# Records for this task

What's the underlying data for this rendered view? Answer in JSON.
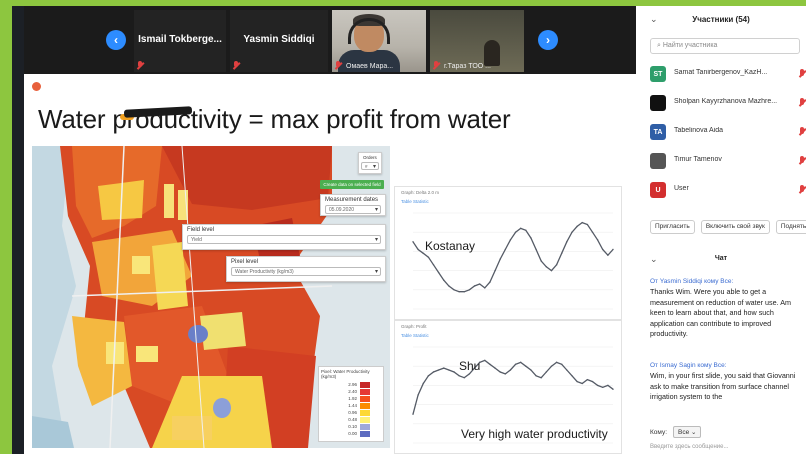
{
  "video_strip": {
    "participants": [
      {
        "name": "Ismail  Tokberge...",
        "label": ""
      },
      {
        "name": "Yasmin Siddiqi",
        "label": ""
      },
      {
        "name": "",
        "label": "Омаев Мара..."
      },
      {
        "name": "",
        "label": "г.Тараз ТОО ..."
      }
    ]
  },
  "slide": {
    "title": "Water productivity = max profit from water",
    "map": {
      "order_label": "Orders",
      "order_value": "#",
      "green_button": "Create data on selected field",
      "measurement_label": "Measurement dates",
      "measurement_value": "05.09.2020",
      "field_level_label": "Field level",
      "field_level_value": "Yield",
      "pixel_level_label": "Pixel level",
      "pixel_level_value": "Water Productivity (kg/m3)",
      "legend_title": "Pixel: Water Productivity (kg/m3)",
      "legend": [
        {
          "value": "2.96",
          "color": "#c62828"
        },
        {
          "value": "2.40",
          "color": "#e53935"
        },
        {
          "value": "1.92",
          "color": "#f4511e"
        },
        {
          "value": "1.44",
          "color": "#fb8c00"
        },
        {
          "value": "0.96",
          "color": "#fdd835"
        },
        {
          "value": "0.48",
          "color": "#fff176"
        },
        {
          "value": "0.10",
          "color": "#9fa8da"
        },
        {
          "value": "0.00",
          "color": "#5c6bc0"
        }
      ]
    },
    "charts": [
      {
        "head": "Graph: Delta 2.0 m",
        "tabs": "Table     Statistic",
        "annotation": "Kostanay"
      },
      {
        "head": "Graph: Profit",
        "tabs": "Table     Statistic",
        "annotation": "Shu",
        "annotation2": "Very high water productivity"
      }
    ],
    "chart_data": [
      {
        "type": "line",
        "title": "",
        "annotation": "Kostanay",
        "x": [
          0,
          1,
          2,
          3,
          4,
          5,
          6,
          7,
          8,
          9,
          10,
          11,
          12,
          13,
          14,
          15,
          16,
          17,
          18,
          19,
          20,
          21,
          22,
          23,
          24,
          25,
          26,
          27,
          28,
          29,
          30,
          31,
          32,
          33,
          34,
          35,
          36,
          37,
          38,
          39
        ],
        "series": [
          {
            "values": [
              0.7,
              0.62,
              0.58,
              0.54,
              0.46,
              0.38,
              0.3,
              0.24,
              0.2,
              0.18,
              0.18,
              0.2,
              0.24,
              0.26,
              0.22,
              0.28,
              0.4,
              0.52,
              0.62,
              0.72,
              0.8,
              0.84,
              0.82,
              0.74,
              0.62,
              0.5,
              0.44,
              0.4,
              0.46,
              0.58,
              0.7,
              0.8,
              0.86,
              0.9,
              0.88,
              0.8,
              0.72,
              0.62,
              0.56,
              0.62
            ]
          }
        ]
      },
      {
        "type": "line",
        "title": "",
        "annotation": "Shu",
        "x": [
          0,
          1,
          2,
          3,
          4,
          5,
          6,
          7,
          8,
          9,
          10,
          11,
          12,
          13,
          14,
          15,
          16,
          17,
          18,
          19,
          20,
          21,
          22,
          23,
          24,
          25,
          26,
          27,
          28,
          29,
          30,
          31,
          32,
          33,
          34,
          35,
          36,
          37,
          38,
          39
        ],
        "series": [
          {
            "values": [
              0.3,
              0.5,
              0.62,
              0.7,
              0.74,
              0.76,
              0.78,
              0.76,
              0.74,
              0.7,
              0.68,
              0.72,
              0.78,
              0.84,
              0.86,
              0.82,
              0.78,
              0.74,
              0.72,
              0.76,
              0.82,
              0.84,
              0.8,
              0.76,
              0.7,
              0.68,
              0.74,
              0.8,
              0.84,
              0.82,
              0.76,
              0.7,
              0.64,
              0.62,
              0.66,
              0.64,
              0.6,
              0.58,
              0.6,
              0.56
            ]
          }
        ]
      }
    ]
  },
  "sidebar": {
    "title": "Участники (54)",
    "search_placeholder": "Найти участника",
    "participants": [
      {
        "initials": "ST",
        "color": "#2e9e6b",
        "name": "Samat Tanirbergenov_KazH..."
      },
      {
        "initials": "",
        "color": "#111111",
        "name": "Sholpan Kayyrzhanova Mazhre..."
      },
      {
        "initials": "TA",
        "color": "#2f5ea6",
        "name": "Tabelinova Aida"
      },
      {
        "initials": "",
        "color": "#555555",
        "name": "Timur Tamenov"
      },
      {
        "initials": "U",
        "color": "#d32f2f",
        "name": "User"
      }
    ],
    "actions": [
      "Пригласить",
      "Включить свой звук",
      "Подняться"
    ],
    "chat_title": "Чат",
    "messages": [
      {
        "from": "От Yasmin Siddiqi кому Все:",
        "text": "Thanks Wim. Were you able to get a measurement on reduction of water use. Am keen to learn about that, and how such application can contribute to improved productivity."
      },
      {
        "from": "От Ismay Sagin кому Все:",
        "text": "Wim, in your first slide, you said that Giovanni ask to make transition from surface channel irrigation system to the"
      }
    ],
    "to_label": "Кому:",
    "to_value": "Все",
    "input_placeholder": "Введите здесь сообщение..."
  }
}
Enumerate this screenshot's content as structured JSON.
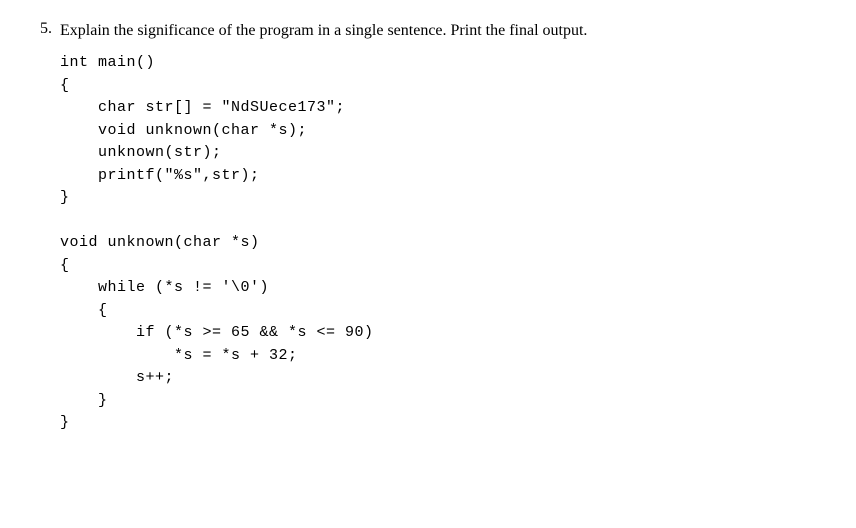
{
  "question": {
    "number": "5.",
    "prompt": "Explain the significance of the program in a single sentence. Print the final output."
  },
  "code": {
    "line1": "int main()",
    "line2": "{",
    "line3": "    char str[] = \"NdSUece173\";",
    "line4": "    void unknown(char *s);",
    "line5": "    unknown(str);",
    "line6": "    printf(\"%s\",str);",
    "line7": "}",
    "line8": "",
    "line9": "void unknown(char *s)",
    "line10": "{",
    "line11": "    while (*s != '\\0')",
    "line12": "    {",
    "line13": "        if (*s >= 65 && *s <= 90)",
    "line14": "            *s = *s + 32;",
    "line15": "        s++;",
    "line16": "    }",
    "line17": "}"
  }
}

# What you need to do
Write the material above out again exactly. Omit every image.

# Result of the exercise
What's the underlying data for this rendered view? Answer in JSON.
{
  "video_strip": {
    "participants": [
      {
        "name": "Ismail  Tokberge...",
        "label": ""
      },
      {
        "name": "Yasmin Siddiqi",
        "label": ""
      },
      {
        "name": "",
        "label": "Омаев Мара..."
      },
      {
        "name": "",
        "label": "г.Тараз ТОО ..."
      }
    ]
  },
  "slide": {
    "title": "Water productivity = max profit from water",
    "map": {
      "order_label": "Orders",
      "order_value": "#",
      "green_button": "Create data on selected field",
      "measurement_label": "Measurement dates",
      "measurement_value": "05.09.2020",
      "field_level_label": "Field level",
      "field_level_value": "Yield",
      "pixel_level_label": "Pixel level",
      "pixel_level_value": "Water Productivity (kg/m3)",
      "legend_title": "Pixel: Water Productivity (kg/m3)",
      "legend": [
        {
          "value": "2.96",
          "color": "#c62828"
        },
        {
          "value": "2.40",
          "color": "#e53935"
        },
        {
          "value": "1.92",
          "color": "#f4511e"
        },
        {
          "value": "1.44",
          "color": "#fb8c00"
        },
        {
          "value": "0.96",
          "color": "#fdd835"
        },
        {
          "value": "0.48",
          "color": "#fff176"
        },
        {
          "value": "0.10",
          "color": "#9fa8da"
        },
        {
          "value": "0.00",
          "color": "#5c6bc0"
        }
      ]
    },
    "charts": [
      {
        "head": "Graph: Delta 2.0 m",
        "tabs": "Table     Statistic",
        "annotation": "Kostanay"
      },
      {
        "head": "Graph: Profit",
        "tabs": "Table     Statistic",
        "annotation": "Shu",
        "annotation2": "Very high water productivity"
      }
    ],
    "chart_data": [
      {
        "type": "line",
        "title": "",
        "annotation": "Kostanay",
        "x": [
          0,
          1,
          2,
          3,
          4,
          5,
          6,
          7,
          8,
          9,
          10,
          11,
          12,
          13,
          14,
          15,
          16,
          17,
          18,
          19,
          20,
          21,
          22,
          23,
          24,
          25,
          26,
          27,
          28,
          29,
          30,
          31,
          32,
          33,
          34,
          35,
          36,
          37,
          38,
          39
        ],
        "series": [
          {
            "values": [
              0.7,
              0.62,
              0.58,
              0.54,
              0.46,
              0.38,
              0.3,
              0.24,
              0.2,
              0.18,
              0.18,
              0.2,
              0.24,
              0.26,
              0.22,
              0.28,
              0.4,
              0.52,
              0.62,
              0.72,
              0.8,
              0.84,
              0.82,
              0.74,
              0.62,
              0.5,
              0.44,
              0.4,
              0.46,
              0.58,
              0.7,
              0.8,
              0.86,
              0.9,
              0.88,
              0.8,
              0.72,
              0.62,
              0.56,
              0.62
            ]
          }
        ]
      },
      {
        "type": "line",
        "title": "",
        "annotation": "Shu",
        "x": [
          0,
          1,
          2,
          3,
          4,
          5,
          6,
          7,
          8,
          9,
          10,
          11,
          12,
          13,
          14,
          15,
          16,
          17,
          18,
          19,
          20,
          21,
          22,
          23,
          24,
          25,
          26,
          27,
          28,
          29,
          30,
          31,
          32,
          33,
          34,
          35,
          36,
          37,
          38,
          39
        ],
        "series": [
          {
            "values": [
              0.3,
              0.5,
              0.62,
              0.7,
              0.74,
              0.76,
              0.78,
              0.76,
              0.74,
              0.7,
              0.68,
              0.72,
              0.78,
              0.84,
              0.86,
              0.82,
              0.78,
              0.74,
              0.72,
              0.76,
              0.82,
              0.84,
              0.8,
              0.76,
              0.7,
              0.68,
              0.74,
              0.8,
              0.84,
              0.82,
              0.76,
              0.7,
              0.64,
              0.62,
              0.66,
              0.64,
              0.6,
              0.58,
              0.6,
              0.56
            ]
          }
        ]
      }
    ]
  },
  "sidebar": {
    "title": "Участники (54)",
    "search_placeholder": "Найти участника",
    "participants": [
      {
        "initials": "ST",
        "color": "#2e9e6b",
        "name": "Samat Tanirbergenov_KazH..."
      },
      {
        "initials": "",
        "color": "#111111",
        "name": "Sholpan Kayyrzhanova Mazhre..."
      },
      {
        "initials": "TA",
        "color": "#2f5ea6",
        "name": "Tabelinova Aida"
      },
      {
        "initials": "",
        "color": "#555555",
        "name": "Timur Tamenov"
      },
      {
        "initials": "U",
        "color": "#d32f2f",
        "name": "User"
      }
    ],
    "actions": [
      "Пригласить",
      "Включить свой звук",
      "Подняться"
    ],
    "chat_title": "Чат",
    "messages": [
      {
        "from": "От Yasmin Siddiqi кому Все:",
        "text": "Thanks Wim. Were you able to get a measurement on reduction of water use. Am keen to learn about that, and how such application can contribute to improved productivity."
      },
      {
        "from": "От Ismay Sagin кому Все:",
        "text": "Wim, in your first slide, you said that Giovanni ask to make transition from surface channel irrigation system to the"
      }
    ],
    "to_label": "Кому:",
    "to_value": "Все",
    "input_placeholder": "Введите здесь сообщение..."
  }
}
Enumerate this screenshot's content as structured JSON.
{
  "question": {
    "number": "5.",
    "prompt": "Explain the significance of the program in a single sentence. Print the final output."
  },
  "code": {
    "line1": "int main()",
    "line2": "{",
    "line3": "    char str[] = \"NdSUece173\";",
    "line4": "    void unknown(char *s);",
    "line5": "    unknown(str);",
    "line6": "    printf(\"%s\",str);",
    "line7": "}",
    "line8": "",
    "line9": "void unknown(char *s)",
    "line10": "{",
    "line11": "    while (*s != '\\0')",
    "line12": "    {",
    "line13": "        if (*s >= 65 && *s <= 90)",
    "line14": "            *s = *s + 32;",
    "line15": "        s++;",
    "line16": "    }",
    "line17": "}"
  }
}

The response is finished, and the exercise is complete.